Part 1

Maria beagan by setting the current framework for mentoring – in particular the new ‘Early Career Framework’ this was published in JAnuary 2019 and will begin in Autumn 2021. A key change to this is a second year of mentoring for newly qualified teachers and funded time for mentoring and mentor training. It was discussed that there would need to be a subject specialist as a mentor for it to be truly effective. (Early Career Framework https://www.gov.uk/government/publications/supporting-early-career-teachers)

The non-statutory national standards for mentors:

These standards explain what high quality mentoring looks like; however there is limited reference to subject knowledge and and specialisms are only mentioned in standard four. There are more details in the full document that provides further guidance on the standards.

A question was posed – how can we use disciplinary knowledge to support development and progress when mentoring? Maria talked about Bernstein and using the ‘repertoire’ and ‘reserve’ of subject knowledge.

The next session I attended was the presidential lecture of Stephen Scoffham; he described himself as an ‘accidental geographer’ and his lecture had seven themes that he weaved

Wicked Problems

  • Difficult to define
  • Involve multiple feedback loops
  • Have multiple stakeholders
  • Unpredictable
  • Change as you act upon them
  • Never actually resolved
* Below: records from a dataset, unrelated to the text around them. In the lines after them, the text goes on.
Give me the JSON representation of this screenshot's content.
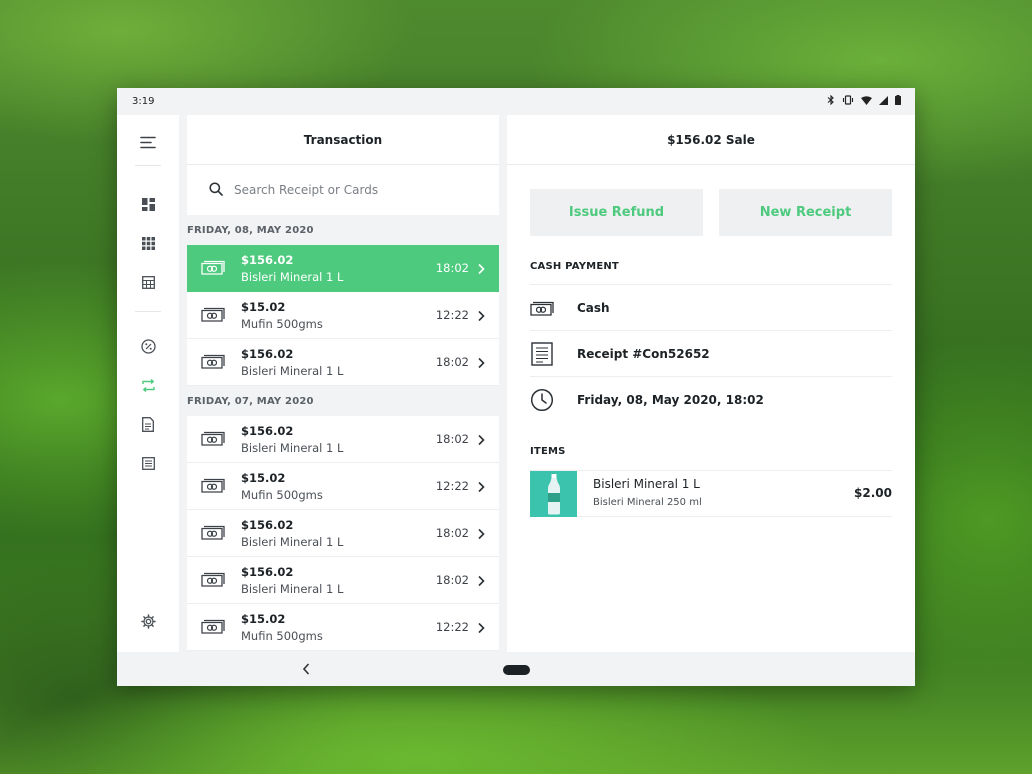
{
  "status_bar": {
    "time": "3:19",
    "icons": [
      "bluetooth-icon",
      "vibrate-icon",
      "wifi-icon",
      "signal-icon",
      "battery-icon"
    ]
  },
  "rail": {
    "icons": [
      "menu-icon",
      "dashboard-icon",
      "apps-grid-icon",
      "calculator-icon",
      "discount-icon",
      "transactions-icon",
      "document-icon",
      "report-icon",
      "settings-icon"
    ],
    "active": "transactions-icon"
  },
  "list": {
    "title": "Transaction",
    "search_placeholder": "Search Receipt or Cards",
    "groups": [
      {
        "date": "FRIDAY, 08, MAY 2020",
        "rows": [
          {
            "amount": "$156.02",
            "desc": "Bisleri Mineral 1 L",
            "time": "18:02",
            "active": true
          },
          {
            "amount": "$15.02",
            "desc": "Mufin 500gms",
            "time": "12:22",
            "active": false
          },
          {
            "amount": "$156.02",
            "desc": "Bisleri Mineral 1 L",
            "time": "18:02",
            "active": false
          }
        ]
      },
      {
        "date": "FRIDAY, 07, MAY 2020",
        "rows": [
          {
            "amount": "$156.02",
            "desc": "Bisleri Mineral 1 L",
            "time": "18:02",
            "active": false
          },
          {
            "amount": "$15.02",
            "desc": "Mufin 500gms",
            "time": "12:22",
            "active": false
          },
          {
            "amount": "$156.02",
            "desc": "Bisleri Mineral 1 L",
            "time": "18:02",
            "active": false
          },
          {
            "amount": "$156.02",
            "desc": "Bisleri Mineral 1 L",
            "time": "18:02",
            "active": false
          },
          {
            "amount": "$15.02",
            "desc": "Mufin 500gms",
            "time": "12:22",
            "active": false
          }
        ]
      }
    ]
  },
  "detail": {
    "title": "$156.02 Sale",
    "issue_refund_label": "Issue Refund",
    "new_receipt_label": "New Receipt",
    "payment_title": "CASH PAYMENT",
    "payment_method": "Cash",
    "receipt": "Receipt #Con52652",
    "datetime": "Friday, 08, May 2020, 18:02",
    "items_title": "ITEMS",
    "item": {
      "name": "Bisleri Mineral 1 L",
      "sub": "Bisleri Mineral 250 ml",
      "price": "$2.00"
    }
  },
  "colors": {
    "accent": "#4dca7e",
    "panel_bg": "#f2f3f4",
    "text_dark": "#1d2226",
    "thumb_bg": "#3cc3ae"
  }
}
“I wish I could share more readily, especially with younger people, that sense of mystery and the fun and drama of geography” – NASA Astronaut